■ Work instructions:
Write out the data word for word and drop any picture you find.
---
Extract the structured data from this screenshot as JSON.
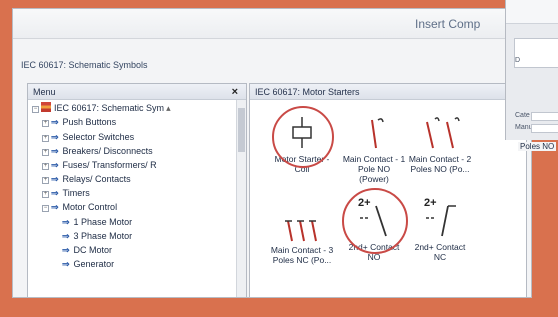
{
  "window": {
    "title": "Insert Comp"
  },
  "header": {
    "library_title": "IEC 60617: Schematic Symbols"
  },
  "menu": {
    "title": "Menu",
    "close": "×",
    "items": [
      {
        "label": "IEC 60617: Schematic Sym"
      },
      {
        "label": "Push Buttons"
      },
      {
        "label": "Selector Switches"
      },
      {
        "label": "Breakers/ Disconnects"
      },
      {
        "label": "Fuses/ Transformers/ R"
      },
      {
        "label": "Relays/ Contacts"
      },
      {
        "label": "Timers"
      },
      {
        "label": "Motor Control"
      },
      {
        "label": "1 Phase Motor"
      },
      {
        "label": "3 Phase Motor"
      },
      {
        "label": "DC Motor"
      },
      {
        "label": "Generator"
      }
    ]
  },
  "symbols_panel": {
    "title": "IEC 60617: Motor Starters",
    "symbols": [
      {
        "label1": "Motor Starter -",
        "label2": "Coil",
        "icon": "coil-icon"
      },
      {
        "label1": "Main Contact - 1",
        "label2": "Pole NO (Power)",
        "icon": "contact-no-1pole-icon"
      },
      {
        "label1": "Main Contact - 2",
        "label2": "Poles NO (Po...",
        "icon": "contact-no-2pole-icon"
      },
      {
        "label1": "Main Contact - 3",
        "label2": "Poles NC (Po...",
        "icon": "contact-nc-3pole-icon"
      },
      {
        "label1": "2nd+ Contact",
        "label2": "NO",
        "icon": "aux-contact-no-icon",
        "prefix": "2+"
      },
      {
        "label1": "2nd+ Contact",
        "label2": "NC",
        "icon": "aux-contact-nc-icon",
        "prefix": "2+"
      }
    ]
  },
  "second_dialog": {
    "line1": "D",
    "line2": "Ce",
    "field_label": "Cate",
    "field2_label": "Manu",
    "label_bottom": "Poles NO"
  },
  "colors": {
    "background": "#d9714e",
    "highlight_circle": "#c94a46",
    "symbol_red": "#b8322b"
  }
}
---
■ Expected answer:
Extract the structured data from this screenshot as JSON.
{
  "window": {
    "title": "Insert Comp"
  },
  "header": {
    "library_title": "IEC 60617: Schematic Symbols"
  },
  "menu": {
    "title": "Menu",
    "close": "×",
    "items": [
      {
        "label": "IEC 60617: Schematic Sym"
      },
      {
        "label": "Push Buttons"
      },
      {
        "label": "Selector Switches"
      },
      {
        "label": "Breakers/ Disconnects"
      },
      {
        "label": "Fuses/ Transformers/ R"
      },
      {
        "label": "Relays/ Contacts"
      },
      {
        "label": "Timers"
      },
      {
        "label": "Motor Control"
      },
      {
        "label": "1 Phase Motor"
      },
      {
        "label": "3 Phase Motor"
      },
      {
        "label": "DC Motor"
      },
      {
        "label": "Generator"
      }
    ]
  },
  "symbols_panel": {
    "title": "IEC 60617: Motor Starters",
    "symbols": [
      {
        "label1": "Motor Starter -",
        "label2": "Coil",
        "icon": "coil-icon"
      },
      {
        "label1": "Main Contact - 1",
        "label2": "Pole NO (Power)",
        "icon": "contact-no-1pole-icon"
      },
      {
        "label1": "Main Contact - 2",
        "label2": "Poles NO (Po...",
        "icon": "contact-no-2pole-icon"
      },
      {
        "label1": "Main Contact - 3",
        "label2": "Poles NC (Po...",
        "icon": "contact-nc-3pole-icon"
      },
      {
        "label1": "2nd+ Contact",
        "label2": "NO",
        "icon": "aux-contact-no-icon",
        "prefix": "2+"
      },
      {
        "label1": "2nd+ Contact",
        "label2": "NC",
        "icon": "aux-contact-nc-icon",
        "prefix": "2+"
      }
    ]
  },
  "second_dialog": {
    "line1": "D",
    "line2": "Ce",
    "field_label": "Cate",
    "field2_label": "Manu",
    "label_bottom": "Poles NO"
  },
  "colors": {
    "background": "#d9714e",
    "highlight_circle": "#c94a46",
    "symbol_red": "#b8322b"
  }
}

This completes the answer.